Alex Bowman ($7,400) – I noted in my DraftKings article for Sunday’s Pocono 400 that I like Alex Bowman as a sleeper play over there. I like him even more on FanDuel. Yeah, I have Bowman projected in the middle of the pack when it comes to Fantasy Points, but if you look at the “Dollar Per FPT” column, you’ll notice that he’s 2nd-best at $166/FPT to Aric Almirola’s $164/FPT. In other words: VALUE. FanDuel has Bowman priced low enough that you can avoid taking one of the “bottom feeders” on Sunday, and it’s still possible that you can get a 50+ FPTS performance from him. As you can see below, I have Bowman projected at finishing around 12th and earning nearly 44 FPTS. An 8th-place finish puts the latter close to 50. Again, this is a sleeper play with Alex Bowman on Sunday, but it appears that the speed is there, and this is driver that seems to finally be tapping into that driving potential that has gotten stifled down through the first part of his career. For what it’s worth, Dale Earnhardt, Jr. ran 12th in the July Pocono race last season.
What About Kevin Harvick?

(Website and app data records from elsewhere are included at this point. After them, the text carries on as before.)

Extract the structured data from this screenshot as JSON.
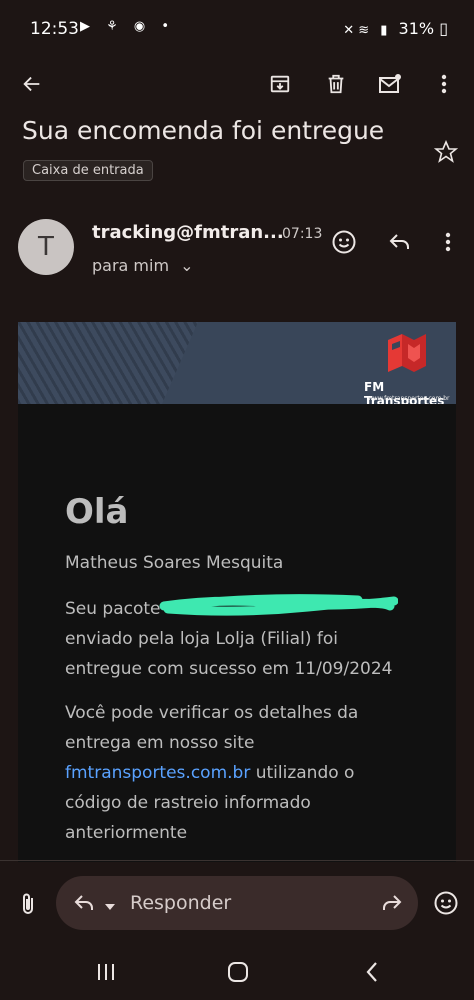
{
  "status": {
    "time": "12:53",
    "battery": "31%",
    "network": "LTE1"
  },
  "toolbar": {
    "back": "back",
    "archive": "archive",
    "delete": "delete",
    "mark_unread": "mark unread",
    "more": "more"
  },
  "email": {
    "subject": "Sua encomenda foi entregue",
    "label": "Caixa de entrada",
    "avatar_letter": "T",
    "sender": "tracking@fmtran...",
    "time": "07:13",
    "to": "para mim"
  },
  "banner": {
    "brand": "FM Transportes",
    "url": "www.fmtransportes.com.br"
  },
  "body": {
    "greeting": "Olá",
    "name": "Matheus Soares Mesquita",
    "line1": "Seu pacote",
    "line2": "enviado pela loja Lolja (Filial) foi",
    "line3": "entregue com sucesso em 11/09/2024",
    "p2_line1": "Você pode verificar os detalhes da",
    "p2_line2": "entrega em nosso site",
    "link": "fmtransportes.com.br",
    "p2_line3_rest": " utilizando o",
    "p2_line4": "código de rastreio informado",
    "p2_line5": "anteriormente"
  },
  "reply": {
    "placeholder": "Responder"
  },
  "colors": {
    "accent_link": "#5aa2ff",
    "brand_red": "#e53935",
    "background": "#1d1514"
  }
}
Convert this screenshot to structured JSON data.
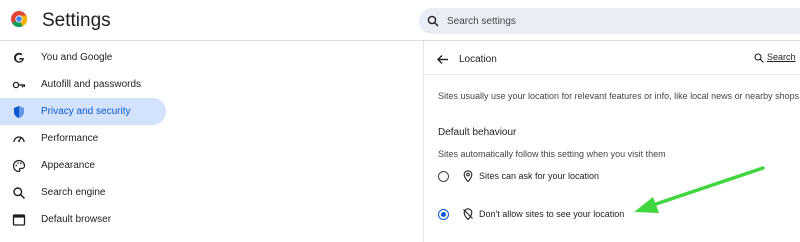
{
  "header": {
    "title": "Settings",
    "logo_icon": "chrome-logo-icon",
    "search_placeholder": "Search settings"
  },
  "sidebar": {
    "items": [
      {
        "label": "You and Google",
        "icon": "google-g-icon"
      },
      {
        "label": "Autofill and passwords",
        "icon": "key-icon"
      },
      {
        "label": "Privacy and security",
        "icon": "shield-icon",
        "selected": true
      },
      {
        "label": "Performance",
        "icon": "speedometer-icon"
      },
      {
        "label": "Appearance",
        "icon": "palette-icon"
      },
      {
        "label": "Search engine",
        "icon": "search-icon"
      },
      {
        "label": "Default browser",
        "icon": "browser-window-icon"
      }
    ]
  },
  "panel": {
    "title": "Location",
    "search_label": "Search",
    "description": "Sites usually use your location for relevant features or info, like local news or nearby shops",
    "default_heading": "Default behaviour",
    "default_sub": "Sites automatically follow this setting when you visit them",
    "options": [
      {
        "label": "Sites can ask for your location",
        "icon": "location-pin-icon",
        "checked": false
      },
      {
        "label": "Don't allow sites to see your location",
        "icon": "location-off-icon",
        "checked": true
      }
    ]
  },
  "colors": {
    "accent": "#0b57d0",
    "selected_bg": "#d3e3fd",
    "search_bg": "#e9eef6",
    "annotation_arrow": "#3fd63f"
  }
}
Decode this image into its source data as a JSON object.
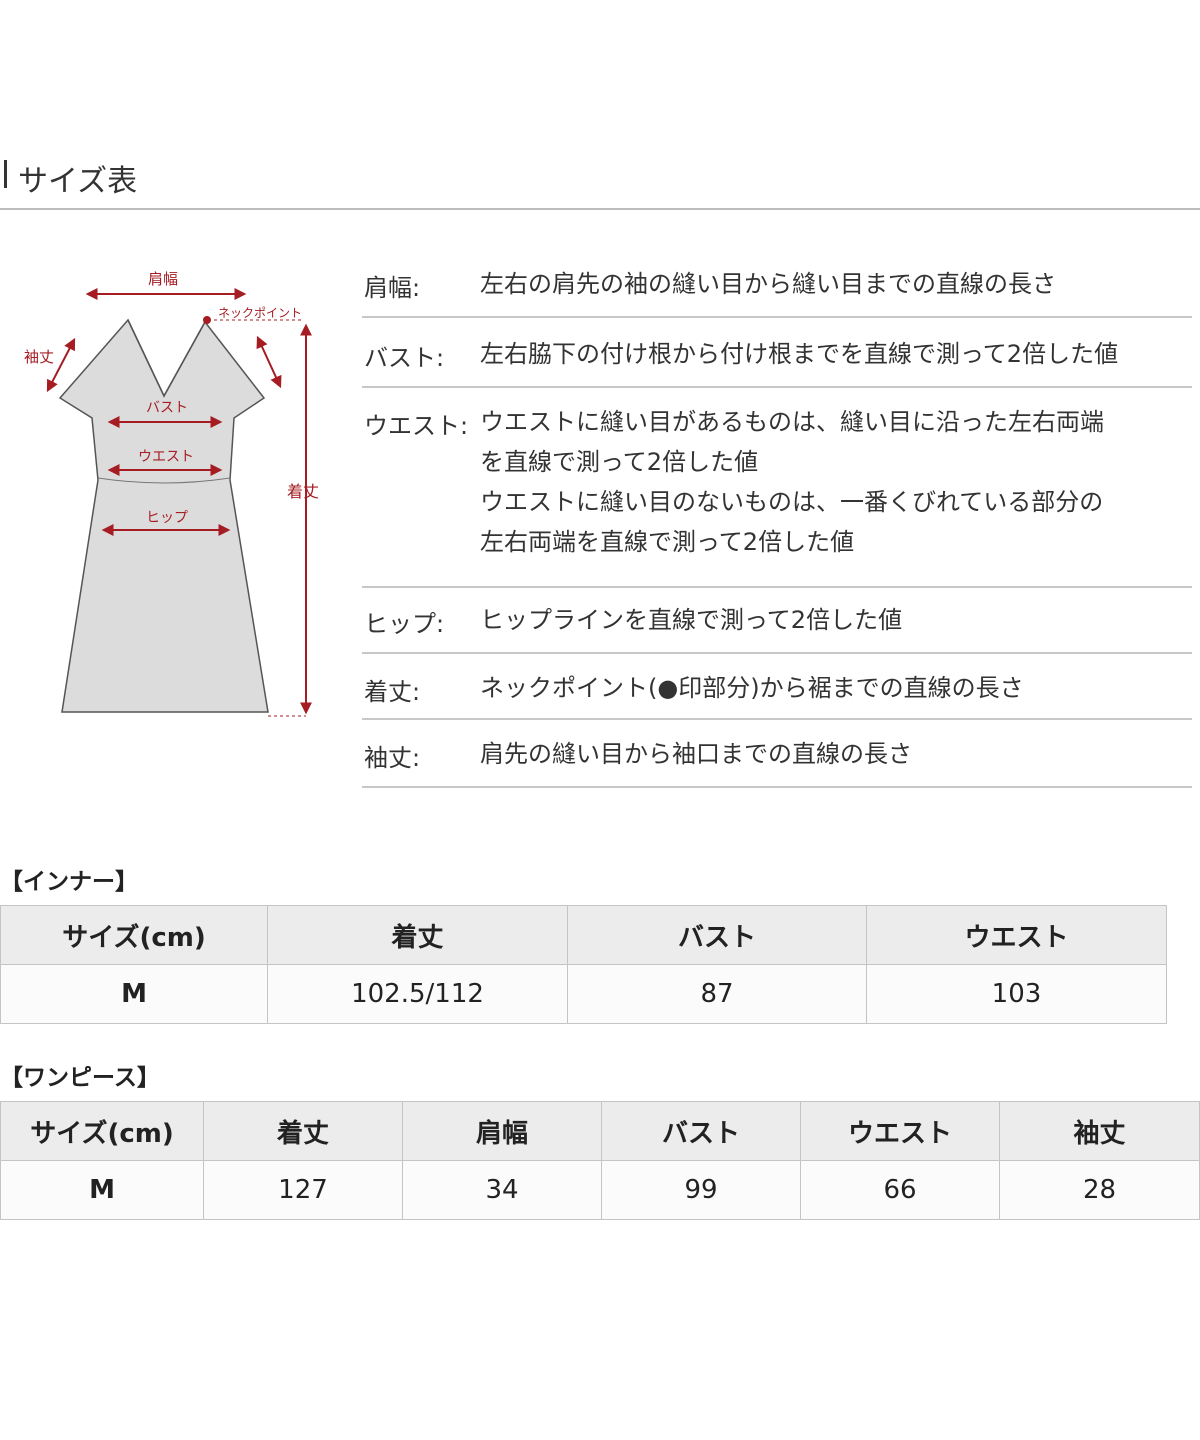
{
  "header": {
    "title": "サイズ表"
  },
  "diagram": {
    "labels": {
      "shoulder": "肩幅",
      "neck_point": "ネックポイント",
      "sleeve": "袖丈",
      "bust": "バスト",
      "waist": "ウエスト",
      "hip": "ヒップ",
      "length": "着丈"
    },
    "colors": {
      "garment": "#dcdcdc",
      "outline": "#555555",
      "accent": "#a51d23"
    }
  },
  "definitions": [
    {
      "term": "肩幅:",
      "lines": [
        "左右の肩先の袖の縫い目から縫い目までの直線の長さ"
      ]
    },
    {
      "term": "バスト:",
      "lines": [
        "左右脇下の付け根から付け根までを直線で測って2倍した値"
      ]
    },
    {
      "term": "ウエスト:",
      "lines": [
        "ウエストに縫い目があるものは、縫い目に沿った左右両端",
        "を直線で測って2倍した値",
        "ウエストに縫い目のないものは、一番くびれている部分の",
        "左右両端を直線で測って2倍した値"
      ]
    },
    {
      "term": "ヒップ:",
      "lines": [
        "ヒップラインを直線で測って2倍した値"
      ]
    },
    {
      "term": "着丈:",
      "lines": [
        "ネックポイント(●印部分)から裾までの直線の長さ"
      ]
    },
    {
      "term": "袖丈:",
      "lines": [
        "肩先の縫い目から袖口までの直線の長さ"
      ]
    }
  ],
  "inner_table": {
    "label": "【インナー】",
    "headers": [
      "サイズ(cm)",
      "着丈",
      "バスト",
      "ウエスト"
    ],
    "rows": [
      [
        "M",
        "102.5/112",
        "87",
        "103"
      ]
    ]
  },
  "onepiece_table": {
    "label": "【ワンピース】",
    "headers": [
      "サイズ(cm)",
      "着丈",
      "肩幅",
      "バスト",
      "ウエスト",
      "袖丈"
    ],
    "rows": [
      [
        "M",
        "127",
        "34",
        "99",
        "66",
        "28"
      ]
    ]
  }
}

As you can see in the chart below, I have Kevin Harvick projected as the top FanDuel driver on Sunday. However, as far as just blindly plugging him into my lineups based on that alone…that’s simply not the case. Harvick is a full $1,500 higher in salary than the rest of the field this weekend, and with the limited amount of laps we’re set to run on Sunday, it’s going to take a dominating effort in order for that high salary to be worth it. Now, I do think that the #4 Ford is capable of leading well over 100 laps in the Pocono 400, but I also know how these races play out at “The Tricky Triangle.” From a strategy perspective, I’d rather have centralized rosters filled with mid-priced drivers that can all possibly finish in the top 10 as opposed to using such a huge chunk of the cap on Kevin Harvick and then struggling to fill out the roster with quality drivers. Of course, if Harvick’s car is as good as other drivers are saying it is, the high salary will be more than worth it.
FanDuel Projections for the Pocono 400
The following chart takes into account the very basics: the starting position and the projected finish of each driver. The projected finishes are averaged from five different ranking systems, using both mathematical equations as well as personal rankings. This chart also includes the average projected base points + laps led as well as the dollar per FPT. It assumes that all drivers projected to finish 11th or better will complete all laps, those projected 12th-16th will finish 2 laps down, those projected 17th-24th will finish 4 laps down, those projected 25th-30th will finish 6 laps down, and those projected 31st or worse will finish 8 laps down. You can click the headers below to sort the chart by that attribute. By default it is sorted by average projected FPTS.
|Driver||FanDuel Salary||Avg Proj FPTS||Starting Position||Avg. Projected Finish||Proj Laps Led||Dollar Per FPT|
|Martin Truex Jr.||$11,200||55.6||4||03.4||11||$201|
|Ricky Stenhouse Jr.||$8,500||40.8||23||18.2||0||$208|